* poem removed*

Wednesday, October 08, 2008

Two Local Poets make good!!

Check out these two over in the 40 under 40 list at STYLE!

Allison Titus and Joshua Poteet

Support Your Local Poets!!

(IOW BUY THEIR BOOKS- order from Fountain Bookstore, local independent!)

Tonight- Poetry at the Library of Virginia

Wednesday, October 08, 2008

The Poetry of Ted Genoways and Kevin McFadden

Time: 6:00 PM–7:30 PMPlace: Lecture Hall, Library of Virginia FREE EVENT

Join us for poetry readings by Ted Genoways (Anna, Washing: Poems) and Kevin McFadden (Hardscrabble). Genoways, the editor of the Virginia Quarterly Review, won the Samuel French Morse Poetry Prize for Bullroarer, his first book of poems. Anna, Washing features poetry set in the 1897 Klondike gold rush. McFadden, associate program director for the Virginia Festival for the Book, has published in a wide array of journals, including Denver Quarterly, Kenyon Review, Ploughshares, Prairie Schooner, and Southern Review. McFadden’s Hardscrabble examines American identity through the latent possibilities of language. Co-sponsored by the Visual Arts Center of Richmond.

Saturday, October 04, 2008

chicks read

Womenspeak, all-female, all writers read tomorrow at art6 gallery from 3-5pm.

come listen, come Support

your local poets!

Thursday, October 02, 2008

Billy Collins new book- buy it in hardback

You will want to, after reading this review

I saw Collins read at least three times at the Dodge festival last week. He is charming, funny, wry, and an excellent poet. I've heard people dismiss his work- well, whatever- there are plenty of poets to read out there, he's just one-one of MY favorites.

I read about half of the new book and found so many of the poems to be spot-on as a voice of my world. He's a bit older than I am- nine years- but still close to all the things I know and have seen. Together, we've seen the Twilight Zone, the Cleavers, the Kennedy's, watched cigarettes go from a relaxing weight-control aid to a horror movie monster.
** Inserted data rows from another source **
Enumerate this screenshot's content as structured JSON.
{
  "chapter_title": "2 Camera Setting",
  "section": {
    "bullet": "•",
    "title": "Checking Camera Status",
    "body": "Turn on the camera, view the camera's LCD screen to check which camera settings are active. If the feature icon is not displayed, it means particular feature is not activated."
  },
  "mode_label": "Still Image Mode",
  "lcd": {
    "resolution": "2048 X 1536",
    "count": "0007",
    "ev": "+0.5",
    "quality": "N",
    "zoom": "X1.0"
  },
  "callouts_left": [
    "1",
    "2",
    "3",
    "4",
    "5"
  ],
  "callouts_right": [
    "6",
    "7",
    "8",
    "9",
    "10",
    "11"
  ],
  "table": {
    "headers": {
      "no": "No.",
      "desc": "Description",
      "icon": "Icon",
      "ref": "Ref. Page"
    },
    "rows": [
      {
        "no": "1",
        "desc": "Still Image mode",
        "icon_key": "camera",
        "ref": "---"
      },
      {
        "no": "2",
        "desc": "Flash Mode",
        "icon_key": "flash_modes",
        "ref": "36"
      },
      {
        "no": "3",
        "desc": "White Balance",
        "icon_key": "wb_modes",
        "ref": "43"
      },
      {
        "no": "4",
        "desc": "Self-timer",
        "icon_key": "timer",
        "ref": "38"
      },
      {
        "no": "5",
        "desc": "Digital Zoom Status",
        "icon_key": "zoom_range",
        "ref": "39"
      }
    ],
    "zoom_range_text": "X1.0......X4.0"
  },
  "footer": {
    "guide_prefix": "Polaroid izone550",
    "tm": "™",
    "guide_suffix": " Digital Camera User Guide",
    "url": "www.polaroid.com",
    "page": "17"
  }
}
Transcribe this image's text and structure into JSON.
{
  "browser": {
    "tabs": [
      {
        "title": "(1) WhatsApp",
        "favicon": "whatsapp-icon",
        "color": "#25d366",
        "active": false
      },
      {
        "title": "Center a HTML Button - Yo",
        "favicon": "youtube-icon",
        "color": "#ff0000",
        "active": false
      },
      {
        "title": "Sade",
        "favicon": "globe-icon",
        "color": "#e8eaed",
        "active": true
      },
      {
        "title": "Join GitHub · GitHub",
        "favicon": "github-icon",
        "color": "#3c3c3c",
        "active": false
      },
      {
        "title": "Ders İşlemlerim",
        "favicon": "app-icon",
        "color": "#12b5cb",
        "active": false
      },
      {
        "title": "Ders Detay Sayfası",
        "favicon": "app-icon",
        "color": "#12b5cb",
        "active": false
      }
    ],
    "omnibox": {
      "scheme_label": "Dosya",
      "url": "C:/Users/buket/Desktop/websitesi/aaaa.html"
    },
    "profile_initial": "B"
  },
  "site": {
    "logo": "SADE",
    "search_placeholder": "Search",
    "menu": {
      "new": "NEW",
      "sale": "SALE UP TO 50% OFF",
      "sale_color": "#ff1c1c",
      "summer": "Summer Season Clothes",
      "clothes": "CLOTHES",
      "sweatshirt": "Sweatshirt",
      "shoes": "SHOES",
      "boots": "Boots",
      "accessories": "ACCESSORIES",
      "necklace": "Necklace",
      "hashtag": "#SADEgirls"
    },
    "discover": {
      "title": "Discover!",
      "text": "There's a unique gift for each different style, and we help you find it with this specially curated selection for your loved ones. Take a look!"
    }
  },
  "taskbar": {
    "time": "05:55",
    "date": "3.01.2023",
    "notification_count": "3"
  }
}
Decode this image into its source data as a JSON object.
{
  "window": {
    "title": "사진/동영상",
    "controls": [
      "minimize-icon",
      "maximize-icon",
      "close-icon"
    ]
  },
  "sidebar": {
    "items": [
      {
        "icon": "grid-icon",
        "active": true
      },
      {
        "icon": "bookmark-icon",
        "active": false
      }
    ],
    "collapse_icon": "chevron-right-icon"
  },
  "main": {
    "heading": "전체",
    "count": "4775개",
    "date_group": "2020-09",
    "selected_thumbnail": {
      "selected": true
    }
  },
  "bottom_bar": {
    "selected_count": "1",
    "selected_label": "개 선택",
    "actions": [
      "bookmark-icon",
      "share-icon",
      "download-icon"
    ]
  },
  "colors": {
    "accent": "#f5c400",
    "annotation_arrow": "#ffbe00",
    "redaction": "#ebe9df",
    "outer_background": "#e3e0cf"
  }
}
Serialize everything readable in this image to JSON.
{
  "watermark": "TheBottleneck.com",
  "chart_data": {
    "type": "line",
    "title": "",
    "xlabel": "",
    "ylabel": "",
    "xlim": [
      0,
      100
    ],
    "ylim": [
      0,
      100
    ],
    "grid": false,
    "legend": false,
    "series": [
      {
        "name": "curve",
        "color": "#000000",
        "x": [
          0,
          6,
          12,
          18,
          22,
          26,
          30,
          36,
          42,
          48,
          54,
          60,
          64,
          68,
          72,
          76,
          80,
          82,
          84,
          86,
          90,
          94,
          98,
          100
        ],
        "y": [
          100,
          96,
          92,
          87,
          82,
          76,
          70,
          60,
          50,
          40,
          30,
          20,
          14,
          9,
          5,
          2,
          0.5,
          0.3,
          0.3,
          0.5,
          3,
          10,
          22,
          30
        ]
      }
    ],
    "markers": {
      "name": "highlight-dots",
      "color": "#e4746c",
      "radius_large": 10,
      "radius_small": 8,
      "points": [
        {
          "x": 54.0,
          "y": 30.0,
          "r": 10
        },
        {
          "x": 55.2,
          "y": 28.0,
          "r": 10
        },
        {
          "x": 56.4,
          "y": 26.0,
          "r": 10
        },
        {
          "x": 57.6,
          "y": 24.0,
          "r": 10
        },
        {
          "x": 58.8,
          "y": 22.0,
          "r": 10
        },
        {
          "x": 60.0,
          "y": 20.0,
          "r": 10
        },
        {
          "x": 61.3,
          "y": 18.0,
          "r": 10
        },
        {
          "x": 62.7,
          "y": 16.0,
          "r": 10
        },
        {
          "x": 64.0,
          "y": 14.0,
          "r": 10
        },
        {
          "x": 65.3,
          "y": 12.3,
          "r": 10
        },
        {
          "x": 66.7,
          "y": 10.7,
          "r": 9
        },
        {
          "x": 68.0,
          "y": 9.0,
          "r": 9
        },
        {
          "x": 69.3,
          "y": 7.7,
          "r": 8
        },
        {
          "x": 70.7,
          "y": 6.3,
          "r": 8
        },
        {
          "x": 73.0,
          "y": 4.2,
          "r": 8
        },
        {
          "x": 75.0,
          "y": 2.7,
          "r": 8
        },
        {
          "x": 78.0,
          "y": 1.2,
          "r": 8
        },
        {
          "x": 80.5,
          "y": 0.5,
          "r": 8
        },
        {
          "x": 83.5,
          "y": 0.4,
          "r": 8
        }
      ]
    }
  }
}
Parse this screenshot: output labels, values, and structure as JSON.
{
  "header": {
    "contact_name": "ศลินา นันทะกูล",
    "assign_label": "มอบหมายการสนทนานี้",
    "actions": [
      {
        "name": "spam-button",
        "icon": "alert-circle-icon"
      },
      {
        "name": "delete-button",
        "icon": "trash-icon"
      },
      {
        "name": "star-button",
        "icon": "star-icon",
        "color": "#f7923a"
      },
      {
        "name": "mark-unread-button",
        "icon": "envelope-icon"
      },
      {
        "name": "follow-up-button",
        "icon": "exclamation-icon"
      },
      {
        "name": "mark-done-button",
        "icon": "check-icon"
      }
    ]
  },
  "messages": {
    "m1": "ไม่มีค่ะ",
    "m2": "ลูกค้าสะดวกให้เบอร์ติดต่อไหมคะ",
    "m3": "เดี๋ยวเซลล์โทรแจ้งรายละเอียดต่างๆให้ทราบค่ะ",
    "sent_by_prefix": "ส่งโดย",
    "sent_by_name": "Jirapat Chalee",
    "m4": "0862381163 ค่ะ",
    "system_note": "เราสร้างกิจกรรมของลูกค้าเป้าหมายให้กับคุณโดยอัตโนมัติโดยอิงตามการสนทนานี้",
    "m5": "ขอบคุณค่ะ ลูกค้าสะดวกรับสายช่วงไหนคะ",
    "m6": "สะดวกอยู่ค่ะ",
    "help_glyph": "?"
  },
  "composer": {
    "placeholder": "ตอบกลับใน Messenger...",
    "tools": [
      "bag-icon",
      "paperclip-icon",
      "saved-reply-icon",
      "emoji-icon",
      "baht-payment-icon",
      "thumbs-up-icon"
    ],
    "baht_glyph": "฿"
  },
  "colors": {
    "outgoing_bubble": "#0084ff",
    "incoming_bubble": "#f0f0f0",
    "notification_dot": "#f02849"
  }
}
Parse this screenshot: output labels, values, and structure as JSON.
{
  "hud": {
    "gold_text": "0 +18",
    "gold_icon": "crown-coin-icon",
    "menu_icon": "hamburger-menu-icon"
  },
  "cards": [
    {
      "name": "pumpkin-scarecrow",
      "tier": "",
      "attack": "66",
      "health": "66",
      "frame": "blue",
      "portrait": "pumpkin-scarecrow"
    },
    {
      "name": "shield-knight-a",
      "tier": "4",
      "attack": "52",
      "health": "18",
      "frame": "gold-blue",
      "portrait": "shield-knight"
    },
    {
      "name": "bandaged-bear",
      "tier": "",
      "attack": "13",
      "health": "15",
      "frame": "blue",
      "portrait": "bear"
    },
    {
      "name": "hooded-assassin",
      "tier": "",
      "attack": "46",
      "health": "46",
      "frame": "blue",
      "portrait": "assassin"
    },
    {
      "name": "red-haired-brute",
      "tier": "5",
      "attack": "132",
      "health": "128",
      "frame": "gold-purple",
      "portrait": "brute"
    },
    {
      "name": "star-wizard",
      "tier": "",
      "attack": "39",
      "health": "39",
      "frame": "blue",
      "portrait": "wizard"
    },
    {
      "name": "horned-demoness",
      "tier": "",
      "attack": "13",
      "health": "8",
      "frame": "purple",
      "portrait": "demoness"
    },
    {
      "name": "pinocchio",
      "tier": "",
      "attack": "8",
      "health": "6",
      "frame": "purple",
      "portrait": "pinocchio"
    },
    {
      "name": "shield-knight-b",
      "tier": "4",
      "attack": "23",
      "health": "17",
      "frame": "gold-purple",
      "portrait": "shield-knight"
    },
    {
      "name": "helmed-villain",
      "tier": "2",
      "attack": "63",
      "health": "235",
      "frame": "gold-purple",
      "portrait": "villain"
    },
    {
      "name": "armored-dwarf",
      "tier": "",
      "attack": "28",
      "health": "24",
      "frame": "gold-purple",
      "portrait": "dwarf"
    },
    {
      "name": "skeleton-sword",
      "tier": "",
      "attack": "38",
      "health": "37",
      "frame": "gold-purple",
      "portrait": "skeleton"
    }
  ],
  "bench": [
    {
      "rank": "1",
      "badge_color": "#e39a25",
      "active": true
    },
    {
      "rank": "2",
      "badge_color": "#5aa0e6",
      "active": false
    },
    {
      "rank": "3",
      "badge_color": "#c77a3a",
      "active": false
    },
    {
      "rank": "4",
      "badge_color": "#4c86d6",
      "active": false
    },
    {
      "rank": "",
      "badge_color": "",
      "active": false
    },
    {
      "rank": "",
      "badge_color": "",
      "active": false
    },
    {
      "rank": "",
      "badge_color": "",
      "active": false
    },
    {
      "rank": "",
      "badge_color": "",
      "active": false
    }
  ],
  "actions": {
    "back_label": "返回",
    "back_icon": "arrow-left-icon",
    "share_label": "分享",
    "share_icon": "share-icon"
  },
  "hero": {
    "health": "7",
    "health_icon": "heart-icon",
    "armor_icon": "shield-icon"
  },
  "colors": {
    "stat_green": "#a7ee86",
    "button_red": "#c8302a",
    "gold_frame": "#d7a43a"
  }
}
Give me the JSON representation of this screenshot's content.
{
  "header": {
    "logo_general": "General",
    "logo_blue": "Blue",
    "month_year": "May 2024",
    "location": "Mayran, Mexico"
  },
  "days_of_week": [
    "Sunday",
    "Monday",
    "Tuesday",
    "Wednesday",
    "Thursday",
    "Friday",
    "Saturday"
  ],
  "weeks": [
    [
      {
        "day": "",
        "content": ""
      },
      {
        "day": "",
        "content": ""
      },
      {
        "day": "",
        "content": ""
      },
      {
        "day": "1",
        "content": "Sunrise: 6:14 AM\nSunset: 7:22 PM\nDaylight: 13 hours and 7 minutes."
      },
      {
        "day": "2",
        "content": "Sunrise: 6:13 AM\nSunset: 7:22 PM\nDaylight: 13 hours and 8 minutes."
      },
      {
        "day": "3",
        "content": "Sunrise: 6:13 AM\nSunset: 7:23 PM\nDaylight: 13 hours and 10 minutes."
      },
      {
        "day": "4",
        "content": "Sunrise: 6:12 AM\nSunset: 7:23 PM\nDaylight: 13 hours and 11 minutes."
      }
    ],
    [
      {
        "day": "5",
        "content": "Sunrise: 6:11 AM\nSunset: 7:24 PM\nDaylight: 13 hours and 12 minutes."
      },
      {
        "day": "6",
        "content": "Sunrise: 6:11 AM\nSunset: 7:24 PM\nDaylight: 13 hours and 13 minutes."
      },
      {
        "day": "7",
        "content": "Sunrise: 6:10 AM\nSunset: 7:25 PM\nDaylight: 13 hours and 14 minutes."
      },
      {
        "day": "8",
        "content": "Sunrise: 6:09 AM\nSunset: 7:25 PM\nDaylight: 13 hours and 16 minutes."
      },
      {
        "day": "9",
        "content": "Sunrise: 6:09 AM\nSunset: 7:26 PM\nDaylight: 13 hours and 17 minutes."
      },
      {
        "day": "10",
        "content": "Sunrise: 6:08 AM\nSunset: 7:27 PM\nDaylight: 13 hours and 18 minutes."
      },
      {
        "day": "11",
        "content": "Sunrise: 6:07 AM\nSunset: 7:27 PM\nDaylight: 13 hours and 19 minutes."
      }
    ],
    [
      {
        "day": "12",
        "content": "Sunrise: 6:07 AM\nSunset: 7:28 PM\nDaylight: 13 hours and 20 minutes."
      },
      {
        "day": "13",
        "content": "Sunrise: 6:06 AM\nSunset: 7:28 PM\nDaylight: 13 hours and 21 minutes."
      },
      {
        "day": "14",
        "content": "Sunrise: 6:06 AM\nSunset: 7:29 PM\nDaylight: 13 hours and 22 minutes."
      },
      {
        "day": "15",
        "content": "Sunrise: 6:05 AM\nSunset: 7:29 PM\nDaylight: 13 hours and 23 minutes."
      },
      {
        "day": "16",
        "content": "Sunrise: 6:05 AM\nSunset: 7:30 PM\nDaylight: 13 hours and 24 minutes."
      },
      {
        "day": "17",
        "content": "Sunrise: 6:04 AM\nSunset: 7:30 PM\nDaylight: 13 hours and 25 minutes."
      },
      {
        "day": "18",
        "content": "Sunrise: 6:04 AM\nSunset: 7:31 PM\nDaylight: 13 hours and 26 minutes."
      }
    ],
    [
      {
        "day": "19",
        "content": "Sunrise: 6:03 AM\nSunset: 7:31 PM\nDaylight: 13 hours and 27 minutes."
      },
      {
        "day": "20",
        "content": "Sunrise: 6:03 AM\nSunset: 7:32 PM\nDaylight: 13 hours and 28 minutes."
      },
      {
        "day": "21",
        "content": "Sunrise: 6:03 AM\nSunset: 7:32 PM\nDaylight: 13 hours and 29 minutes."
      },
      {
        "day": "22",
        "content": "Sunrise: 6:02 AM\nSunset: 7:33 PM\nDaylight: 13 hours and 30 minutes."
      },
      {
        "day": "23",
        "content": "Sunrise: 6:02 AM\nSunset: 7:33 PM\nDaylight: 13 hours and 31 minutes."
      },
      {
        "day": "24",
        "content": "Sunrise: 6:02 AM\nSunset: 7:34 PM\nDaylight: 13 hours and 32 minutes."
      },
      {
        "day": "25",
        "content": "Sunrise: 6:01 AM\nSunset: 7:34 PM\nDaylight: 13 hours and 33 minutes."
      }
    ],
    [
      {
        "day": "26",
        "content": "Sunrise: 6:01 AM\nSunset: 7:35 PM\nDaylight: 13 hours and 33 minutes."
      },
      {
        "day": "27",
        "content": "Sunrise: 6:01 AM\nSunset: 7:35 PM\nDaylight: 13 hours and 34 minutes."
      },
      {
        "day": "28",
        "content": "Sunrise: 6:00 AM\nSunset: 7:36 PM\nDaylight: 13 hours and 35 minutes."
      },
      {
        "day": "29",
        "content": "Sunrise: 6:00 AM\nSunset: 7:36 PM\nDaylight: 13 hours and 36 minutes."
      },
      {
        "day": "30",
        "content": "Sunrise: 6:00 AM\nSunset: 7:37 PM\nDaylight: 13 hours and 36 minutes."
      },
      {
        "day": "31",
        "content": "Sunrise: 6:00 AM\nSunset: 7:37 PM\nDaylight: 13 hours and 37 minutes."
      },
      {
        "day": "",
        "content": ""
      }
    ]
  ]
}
He knows my language (as does Tony Hoagland- my FAVORITE poet).

He read the poem "January in Paris"- it is a wonderfully crafted piece. Or is he just blowing smoke?